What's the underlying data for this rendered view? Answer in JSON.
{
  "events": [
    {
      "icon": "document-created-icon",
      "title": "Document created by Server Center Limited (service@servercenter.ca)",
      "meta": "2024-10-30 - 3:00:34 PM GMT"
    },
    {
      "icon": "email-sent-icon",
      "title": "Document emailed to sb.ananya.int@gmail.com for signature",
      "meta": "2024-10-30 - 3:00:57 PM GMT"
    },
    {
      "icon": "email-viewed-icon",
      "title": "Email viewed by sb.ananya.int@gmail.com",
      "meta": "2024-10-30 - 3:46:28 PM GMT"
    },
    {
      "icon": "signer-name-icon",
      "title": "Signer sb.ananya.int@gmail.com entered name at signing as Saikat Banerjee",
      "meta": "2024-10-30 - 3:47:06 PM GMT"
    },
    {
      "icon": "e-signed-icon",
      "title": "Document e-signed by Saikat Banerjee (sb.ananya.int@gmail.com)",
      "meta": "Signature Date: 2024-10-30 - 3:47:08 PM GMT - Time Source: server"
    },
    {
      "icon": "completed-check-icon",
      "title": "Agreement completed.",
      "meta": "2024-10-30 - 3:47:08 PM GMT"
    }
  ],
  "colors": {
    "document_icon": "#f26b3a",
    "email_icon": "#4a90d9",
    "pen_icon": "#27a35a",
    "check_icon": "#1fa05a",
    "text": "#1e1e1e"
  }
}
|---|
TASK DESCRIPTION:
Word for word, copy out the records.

EXERCISE ANSWER:
What's the underlying data for this rendered view? Answer in JSON.
{
  "events": [
    {
      "icon": "document-created-icon",
      "title": "Document created by Server Center Limited (service@servercenter.ca)",
      "meta": "2024-10-30 - 3:00:34 PM GMT"
    },
    {
      "icon": "email-sent-icon",
      "title": "Document emailed to sb.ananya.int@gmail.com for signature",
      "meta": "2024-10-30 - 3:00:57 PM GMT"
    },
    {
      "icon": "email-viewed-icon",
      "title": "Email viewed by sb.ananya.int@gmail.com",
      "meta": "2024-10-30 - 3:46:28 PM GMT"
    },
    {
      "icon": "signer-name-icon",
      "title": "Signer sb.ananya.int@gmail.com entered name at signing as Saikat Banerjee",
      "meta": "2024-10-30 - 3:47:06 PM GMT"
    },
    {
      "icon": "e-signed-icon",
      "title": "Document e-signed by Saikat Banerjee (sb.ananya.int@gmail.com)",
      "meta": "Signature Date: 2024-10-30 - 3:47:08 PM GMT - Time Source: server"
    },
    {
      "icon": "completed-check-icon",
      "title": "Agreement completed.",
      "meta": "2024-10-30 - 3:47:08 PM GMT"
    }
  ],
  "colors": {
    "document_icon": "#f26b3a",
    "email_icon": "#4a90d9",
    "pen_icon": "#27a35a",
    "check_icon": "#1fa05a",
    "text": "#1e1e1e"
  }
}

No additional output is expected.